Mr Blair should heed the warning and cancel his euro referendum

How did an outfit that prides itself on being the Mercedes of electoral machines get things wrong?
Click to follow
The Independent Culture
THE WISER Roman emperors used to employ a slave to ride behind them in the chariot, whispering as they received the cheers and garlands: "Remember that you are mortal." The role has been played for the Government by the European elections. And to the Tories, the slave is murmuring: "See? You are not as hopeless as you thought." The difficulty for both sides lies in interpreting the real significance of the result, rather than what they would prefer it to be.

Conservatives are predisposed to see 10 June 1999 as the day they stopped being a basket case and "normal" politics was resumed. The Government's spin doctors are telling anyone who will listen that the result reflects only a small sector of opinion because of the low turnout, which amounts to saying that only the Euro-nutters really voted in this election and the rest of nice, sane, sensible and contented Britain stayed at home.

Both these conclusions are wrong. Tories who read into this result the implosion of the New Labour Project are deceiving themselves. The Prime Minister remains hugely popular. His miscalculation lay in thinking that this popularity would wash away the legitimate doubts widely held about the euro, and the efficiency and accountability of the EU.

The Prime Minister's concern now is not that he will lose the next election - memories are long and the Tories will not recover public confidence by then. Nor do they yet have a broad enough message or a sufficiently compelling leader to pose a serious threat. But the Prime Minister's fears of losing a referendum in Britain's entry into the single currency early in his second term have deepened. Such a result would dent his authority and burden his second term with a major failure.

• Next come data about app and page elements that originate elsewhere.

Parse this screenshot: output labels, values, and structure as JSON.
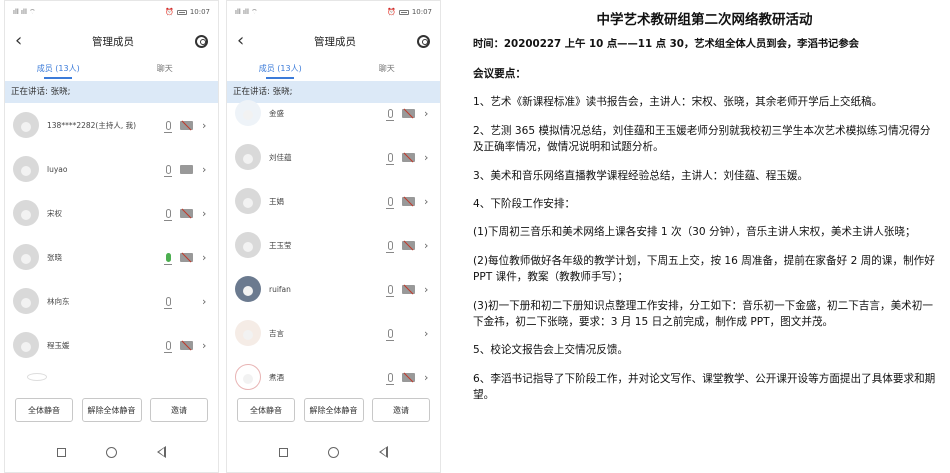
{
  "status_left": "ıll ıll ⌔",
  "status_time": "10:07",
  "phone": {
    "title": "管理成员",
    "tab_members": "成员 (13人)",
    "tab_chat": "聊天",
    "speaking": "正在讲话: 张晓;",
    "btn_mute_all": "全体静音",
    "btn_unmute_all": "解除全体静音",
    "btn_invite": "邀请"
  },
  "list1": [
    {
      "name": "138****2282(主持人, 我)",
      "mic": "gray",
      "cam": "off"
    },
    {
      "name": "luyao",
      "mic": "gray",
      "cam": "on"
    },
    {
      "name": "宋权",
      "mic": "gray",
      "cam": "off"
    },
    {
      "name": "张晓",
      "mic": "green",
      "cam": "off"
    },
    {
      "name": "林向东",
      "mic": "gray",
      "cam": "none"
    },
    {
      "name": "程玉媛",
      "mic": "gray",
      "cam": "off"
    }
  ],
  "list2": [
    {
      "name": "金盛",
      "mic": "gray",
      "cam": "off"
    },
    {
      "name": "刘佳蕴",
      "mic": "gray",
      "cam": "off"
    },
    {
      "name": "王娟",
      "mic": "gray",
      "cam": "off"
    },
    {
      "name": "王玉莹",
      "mic": "gray",
      "cam": "off"
    },
    {
      "name": "ruifan",
      "mic": "gray",
      "cam": "off"
    },
    {
      "name": "吉言",
      "mic": "gray",
      "cam": "none"
    },
    {
      "name": "煮酒",
      "mic": "gray",
      "cam": "off"
    }
  ],
  "doc": {
    "title": "中学艺术教研组第二次网络教研活动",
    "time": "时间：20200227 上午 10 点——11 点 30，艺术组全体人员到会，李滔书记参会",
    "points_head": "会议要点：",
    "items": [
      "1、艺术《新课程标准》读书报告会，主讲人：宋权、张晓，其余老师开学后上交纸稿。",
      "2、艺测 365 模拟情况总结，刘佳蕴和王玉媛老师分别就我校初三学生本次艺术模拟练习情况得分及正确率情况，做情况说明和试题分析。",
      "3、美术和音乐网络直播教学课程经验总结，主讲人：刘佳蕴、程玉媛。",
      "4、下阶段工作安排：",
      "(1)下周初三音乐和美术网络上课各安排 1 次（30 分钟），音乐主讲人宋权，美术主讲人张晓；",
      "(2)每位教师做好各年级的教学计划，下周五上交，按 16 周准备，提前在家备好 2 周的课，制作好 PPT 课件，教案（教教师手写）；",
      "(3)初一下册和初二下册知识点整理工作安排，分工如下：音乐初一下金盛，初二下吉言，美术初一下金祎，初二下张晓，要求：3 月 15 日之前完成，制作成 PPT，图文并茂。",
      "5、校论文报告会上交情况反馈。",
      "6、李滔书记指导了下阶段工作，并对论文写作、课堂教学、公开课开设等方面提出了具体要求和期望。"
    ]
  }
}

However keenly Europhiles in the Labour Party, the new Establishment and the press clamour for him to make a clearer commitment to take Britain into EMU, he will not do so unless he is wholly convinced that he can win the referendum. Their current advice to counter EMU-scepticism by being even more openly pro-EMU must seem eerily familiar to a man who saw the hard left telling the embattled Labour leadership of the Eighties that the real reason people were turning away from the party was that it was not Socialist enough.

How did an outfit that prides itself on being the Mercedes of electoral machines get things so wrong last Thursday? One clue sticks in my mind. On polling day, I talked to a pro-Europe minister and referred to the Government's lackadaisical campaign. "Oh, but we have been campaigning very hard," she said. I ought to add that my interlocutor is not a politician given to unnecessary obfuscation. She seemed genuinely to believe this, while - as the rest of us know - New Labour caused the British electorate the minimal possible disturbance. In the run-up to the poll I can attribute her self-deception only to the kind of pleasant mist that descends on those in government who are so accustomed to winning hearts and minds that they cannot tell when they are no longer even fighting for them. The European elections are thus a timely warning to a party that was in danger of believing the mythology of its invincibility.

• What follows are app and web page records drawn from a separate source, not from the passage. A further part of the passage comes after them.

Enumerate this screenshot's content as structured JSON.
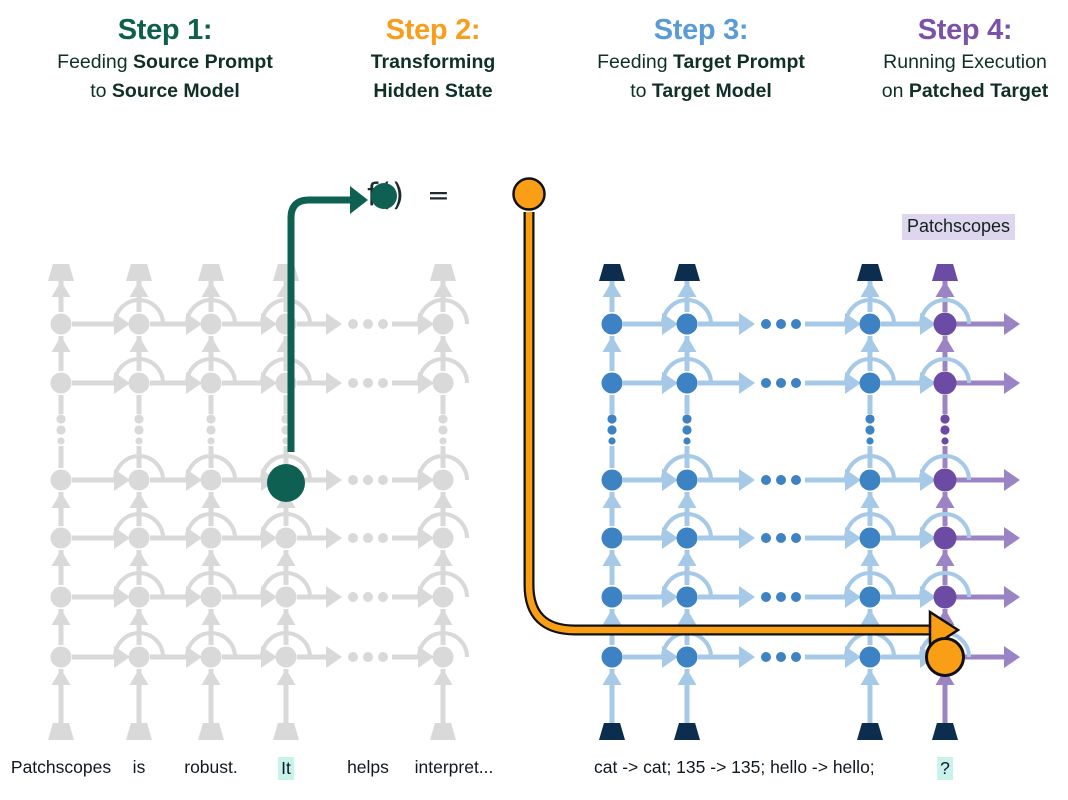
{
  "headers": [
    {
      "step": "Step 1:",
      "color": "#0e5f4e",
      "line1_pre": "Feeding ",
      "line1_bold": "Source Prompt",
      "line2_pre": "to ",
      "line2_bold": "Source Model"
    },
    {
      "step": "Step 2:",
      "color": "#f99d1c",
      "line1_pre": "",
      "line1_bold": "Transforming",
      "line2_pre": "",
      "line2_bold": "Hidden State"
    },
    {
      "step": "Step 3:",
      "color": "#5b9bd5",
      "line1_pre": "Feeding ",
      "line1_bold": "Target Prompt",
      "line2_pre": "to ",
      "line2_bold": "Target Model"
    },
    {
      "step": "Step 4:",
      "color": "#7b52a8",
      "line1_pre": "Running Execution",
      "line1_bold": "",
      "line2_pre": "on ",
      "line2_bold": "Patched Target"
    }
  ],
  "formula": {
    "fn_open": "f(",
    "fn_close": ")",
    "equals": "=",
    "source_dot_color": "#0e6152",
    "target_dot_color": "#fa9e15"
  },
  "patchscopes_tag": {
    "label": "Patchscopes",
    "bg": "#ddd6ee"
  },
  "source_prompt": {
    "tokens": [
      "Patchscopes",
      "is",
      "robust.",
      "It",
      "helps",
      "interpret..."
    ],
    "highlight_index": 3,
    "highlight_color": "#c9f2ec"
  },
  "target_prompt": {
    "tokens": [
      "cat -> cat; 135 -> 135; hello -> hello;",
      "?"
    ],
    "highlight_index": 1,
    "highlight_color": "#c9f2ec"
  },
  "palette": {
    "grey": "#d9d9d9",
    "grey_light": "#e2e2e2",
    "blue": "#3d82c2",
    "blue_light": "#a7c9e8",
    "navy": "#0d2d4e",
    "purple": "#6b4ba3",
    "purple_light": "#9b84c4",
    "teal": "#0e6152",
    "orange": "#fa9e15",
    "orange_stroke": "#111111"
  },
  "diagram": {
    "source_grid_label": "source transformer grid",
    "target_grid_label": "target transformer grid",
    "source_columns": 6,
    "target_columns": 5,
    "rows": 7,
    "patched_node_label": "patched hidden state",
    "extracted_node_label": "extracted hidden state"
  }
}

Downing Street's first response to a setback has been: "Bring back Peter Mandelson", something the Prime Minister in any case hankered to do sooner rather than later. But in this case Mr Mandelson is like the Russian forces in Kosovo - a big part of the problem, as well as a part of the solution. If he runs the next election campaign, the result will certainly be a tightly focused, professional operation, and to that extent an improvement on the flailing Millbank campaign this time. But Mr Mandelson's support for the single currency remains out of step with public opinion. So while Peter the strategist would be very useful to Mr Blair come the next election, Peter the believer might prove to be rather less of a blessing.

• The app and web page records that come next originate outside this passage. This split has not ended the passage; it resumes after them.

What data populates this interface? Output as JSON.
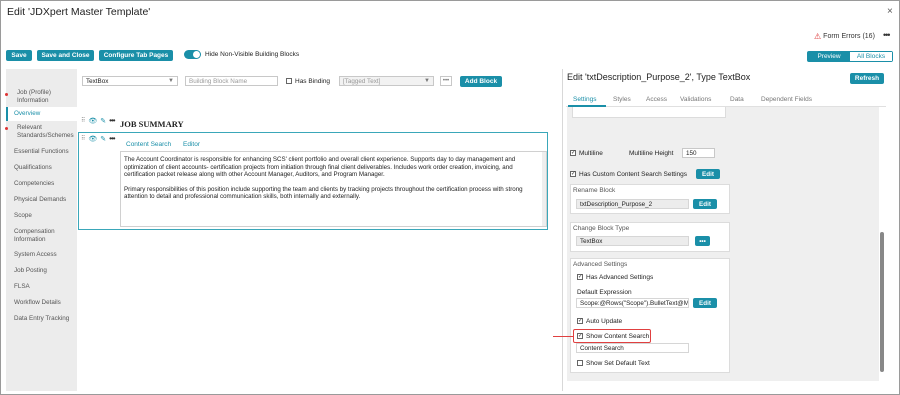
{
  "dialog": {
    "title": "Edit 'JDXpert Master Template'",
    "close_label": "×",
    "form_errors": "Form Errors (16)",
    "more_label": "•••"
  },
  "toolbar": {
    "save": "Save",
    "save_close": "Save and Close",
    "configure_tabs": "Configure Tab Pages",
    "hide_toggle_label": "Hide Non-Visible Building Blocks",
    "hide_toggle_on": true,
    "preview": "Preview",
    "all_blocks": "All Blocks"
  },
  "sidebar": {
    "items": [
      {
        "label": "Job (Profile) Information",
        "error": true
      },
      {
        "label": "Overview",
        "active": true
      },
      {
        "label": "Relevant Standards/Schemes",
        "error": true
      },
      {
        "label": "Essential Functions"
      },
      {
        "label": "Qualifications"
      },
      {
        "label": "Competencies"
      },
      {
        "label": "Physical Demands"
      },
      {
        "label": "Scope"
      },
      {
        "label": "Compensation Information"
      },
      {
        "label": "System Access"
      },
      {
        "label": "Job Posting"
      },
      {
        "label": "FLSA"
      },
      {
        "label": "Workflow Details"
      },
      {
        "label": "Data Entry Tracking"
      }
    ]
  },
  "builder": {
    "type_select": "TextBox",
    "name_placeholder": "Building Block Name",
    "has_binding": "Has Binding",
    "tagged_placeholder": "[Tagged Text]",
    "dots": "•••",
    "add_block": "Add Block",
    "section_heading": "JOB SUMMARY",
    "block_tabs": [
      "Content Search",
      "Editor"
    ],
    "paragraphs": [
      "The Account Coordinator is responsible for enhancing SCS' client portfolio and overall client experience. Supports day to day management and optimization of client accounts- certification projects from initiation through final client deliverables.  Includes work order creation, invoicing, and certification packet release along with other Account Manager, Auditors, and Program Manager.",
      "Primary responsibilities of this position include supporting the team and clients by tracking projects throughout the certification process with strong attention to detail and professional communication skills, both internally and externally."
    ]
  },
  "panel": {
    "title": "Edit 'txtDescription_Purpose_2', Type TextBox",
    "refresh": "Refresh",
    "tabs": [
      "Settings",
      "Styles",
      "Access",
      "Validations",
      "Data",
      "Dependent Fields"
    ],
    "active_tab": "Settings",
    "multiline": "Multiline",
    "multiline_checked": true,
    "multiline_height_label": "Multiline Height",
    "multiline_height": "150",
    "custom_search": "Has Custom Content Search Settings",
    "custom_search_checked": true,
    "edit": "Edit",
    "rename_title": "Rename Block",
    "rename_value": "txtDescription_Purpose_2",
    "change_type_title": "Change Block Type",
    "change_type_value": "TextBox",
    "change_type_btn": "•••",
    "advanced_title": "Advanced Settings",
    "has_advanced": "Has Advanced Settings",
    "has_advanced_checked": true,
    "default_expr_label": "Default Expression",
    "default_expr_value": "Scope:@Rows(\"Scope\").BulletText@M",
    "auto_update": "Auto Update",
    "auto_update_checked": true,
    "show_content_search": "Show Content Search",
    "show_content_search_checked": true,
    "content_search_value": "Content Search",
    "show_default_text": "Show Set Default Text",
    "show_default_text_checked": false
  },
  "colors": {
    "accent": "#1a8fa8",
    "error": "#e04040"
  }
}
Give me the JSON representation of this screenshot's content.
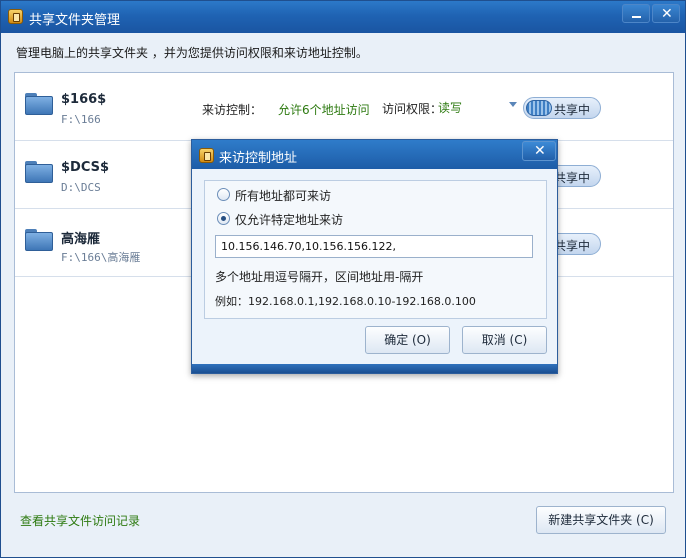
{
  "window": {
    "title": "共享文件夹管理",
    "description": "管理电脑上的共享文件夹 ，并为您提供访问权限和来访地址控制。"
  },
  "shares": [
    {
      "name": "$166$",
      "path": "F:\\166",
      "access_label": "来访控制：",
      "access_value": "允许6个地址访问",
      "perm_label": "访问权限：",
      "perm_value": "读写",
      "status": "共享中"
    },
    {
      "name": "$DCS$",
      "path": "D:\\DCS",
      "status": "共享中"
    },
    {
      "name": "高海雁",
      "path": "F:\\166\\高海雁",
      "status": "共享中"
    }
  ],
  "footer": {
    "history_link": "查看共享文件访问记录",
    "new_share_button": "新建共享文件夹 (C)"
  },
  "dialog": {
    "title": "来访控制地址",
    "option_all": "所有地址都可来访",
    "option_specific": "仅允许特定地址来访",
    "selected": "option_specific",
    "ip_value": "10.156.146.70,10.156.156.122,",
    "hint": "多个地址用逗号隔开，区间地址用-隔开",
    "example": "例如：192.168.0.1,192.168.0.10-192.168.0.100",
    "ok_button": "确定 (O)",
    "cancel_button": "取消 (C)"
  },
  "colors": {
    "titlebar": "#1f63b3",
    "green_text": "#2d7a10",
    "panel_bg": "#ffffff"
  }
}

William Hague, meanwhile, has managed to achieve one clear goal he set himself as party leader: namely to preside over a united Shadow Cabinet on Europe. Peter Lilley paid a heavy price yesterday for his disastrously calibrated spring speech, which sought to ditch Thatcherite baggage and instead resulted in his own ditching from the front bench.

Of the bright young things, Andrew Lansley gets to co-ordinate policy with Mr Hague - a recognition that the party needs a more organic approach. Theresa May at education has a real chance to shine in an area where the Government stands exposed after setting high targets for improvement.

The first-rank Opposition team is starting to come together, with Ann Widdecombe, an adept ankle-biting ferret now let loose on Jack Straw, having scored the odd painful nip against Frank Dobson at Health. One under-promoted frontbencher is Iain Duncan Smith, who should have got further than Defence, but was probably deemed to have been insufficiently enthusiastic about Mr Hague's leadership when times were tough.

For the first time since he became leader, his position as Tory leader is secure and he is free to exert his authority, rather than anxiously reiterating that he is in charge. The Tory pudding now has a theme again. But it must beware becoming a single-issue party. Besides opposition to EMU, Mr Hague needs to tell people what Conservatism is all about, and why they should prefer it to the light and digestible Blair diet.

The Government's choice on the matter is stark - it can respond to the vote by offering more EMU to the voters, or less. Attempts are under way to distract it from this choice by trying to persuade Mr Blair that his problem is not taking traditional Labour views seriously enough. I smell a red herring. A political party cannot please all of the people all of the time, and Middle England remains the key to New Labour's electoral stability. New Labour's move into the centre - and to the right on many aspects of social policy, most recently asylum and provision for teenage single mothers - will leave some party activists disaffected. That is the price of success, but not an awfully high one.

There is some room for Mr Blair to make clearer his commitment to redistribution of opportunity and his determination to remove barriers impeding those to whom birth and circumstance deal a lousy hand. He cannot, however, move substantially to the left without allowing the Tories to stake a renewed claim to speak for middle-class interests.

The Prime Minister has reason for concern, but not one for despair. An obvious escape route remains open to him, namely to drop his intention to hold a referendum on EMU early in the next parliament. Instead, he should announce that New Labour will not risk the adventure of the single currency until he has solid proof that it would work in Britain's interest. That would be a prudent and popular stance to adopt. The politician it would most seriously discomfit would be Mr Hague. Prick the balloon, Mr Blair, before it is too late.

Comments